── INFORMATION GIVEN ──
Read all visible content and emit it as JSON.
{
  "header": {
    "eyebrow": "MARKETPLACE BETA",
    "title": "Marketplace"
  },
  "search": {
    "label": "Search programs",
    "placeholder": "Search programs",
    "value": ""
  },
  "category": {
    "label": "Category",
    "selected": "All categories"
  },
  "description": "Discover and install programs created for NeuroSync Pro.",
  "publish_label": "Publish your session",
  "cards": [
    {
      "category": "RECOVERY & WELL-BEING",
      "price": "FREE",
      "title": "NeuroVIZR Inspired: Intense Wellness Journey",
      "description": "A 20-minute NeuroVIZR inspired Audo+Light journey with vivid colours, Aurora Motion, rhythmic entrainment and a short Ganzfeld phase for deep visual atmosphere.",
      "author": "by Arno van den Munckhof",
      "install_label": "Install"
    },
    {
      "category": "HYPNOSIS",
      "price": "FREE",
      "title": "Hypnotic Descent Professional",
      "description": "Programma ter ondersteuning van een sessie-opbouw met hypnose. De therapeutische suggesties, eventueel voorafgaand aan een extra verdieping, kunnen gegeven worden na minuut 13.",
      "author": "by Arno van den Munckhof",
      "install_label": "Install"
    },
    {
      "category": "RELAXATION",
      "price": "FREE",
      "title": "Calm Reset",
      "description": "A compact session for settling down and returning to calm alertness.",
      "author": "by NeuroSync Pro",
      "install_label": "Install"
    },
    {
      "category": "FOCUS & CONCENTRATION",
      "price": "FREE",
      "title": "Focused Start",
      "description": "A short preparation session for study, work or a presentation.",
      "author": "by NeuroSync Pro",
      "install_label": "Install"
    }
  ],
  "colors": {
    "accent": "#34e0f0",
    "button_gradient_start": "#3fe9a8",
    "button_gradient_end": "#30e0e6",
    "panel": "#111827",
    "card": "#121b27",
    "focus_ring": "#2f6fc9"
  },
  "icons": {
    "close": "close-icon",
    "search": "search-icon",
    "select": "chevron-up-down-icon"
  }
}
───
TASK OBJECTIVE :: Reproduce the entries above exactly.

EXPECTED OUTPUT ::
Read all visible content and emit it as JSON.
{
  "header": {
    "eyebrow": "MARKETPLACE BETA",
    "title": "Marketplace"
  },
  "search": {
    "label": "Search programs",
    "placeholder": "Search programs",
    "value": ""
  },
  "category": {
    "label": "Category",
    "selected": "All categories"
  },
  "description": "Discover and install programs created for NeuroSync Pro.",
  "publish_label": "Publish your session",
  "cards": [
    {
      "category": "RECOVERY & WELL-BEING",
      "price": "FREE",
      "title": "NeuroVIZR Inspired: Intense Wellness Journey",
      "description": "A 20-minute NeuroVIZR inspired Audo+Light journey with vivid colours, Aurora Motion, rhythmic entrainment and a short Ganzfeld phase for deep visual atmosphere.",
      "author": "by Arno van den Munckhof",
      "install_label": "Install"
    },
    {
      "category": "HYPNOSIS",
      "price": "FREE",
      "title": "Hypnotic Descent Professional",
      "description": "Programma ter ondersteuning van een sessie-opbouw met hypnose. De therapeutische suggesties, eventueel voorafgaand aan een extra verdieping, kunnen gegeven worden na minuut 13.",
      "author": "by Arno van den Munckhof",
      "install_label": "Install"
    },
    {
      "category": "RELAXATION",
      "price": "FREE",
      "title": "Calm Reset",
      "description": "A compact session for settling down and returning to calm alertness.",
      "author": "by NeuroSync Pro",
      "install_label": "Install"
    },
    {
      "category": "FOCUS & CONCENTRATION",
      "price": "FREE",
      "title": "Focused Start",
      "description": "A short preparation session for study, work or a presentation.",
      "author": "by NeuroSync Pro",
      "install_label": "Install"
    }
  ],
  "colors": {
    "accent": "#34e0f0",
    "button_gradient_start": "#3fe9a8",
    "button_gradient_end": "#30e0e6",
    "panel": "#111827",
    "card": "#121b27",
    "focus_ring": "#2f6fc9"
  },
  "icons": {
    "close": "close-icon",
    "search": "search-icon",
    "select": "chevron-up-down-icon"
  }
}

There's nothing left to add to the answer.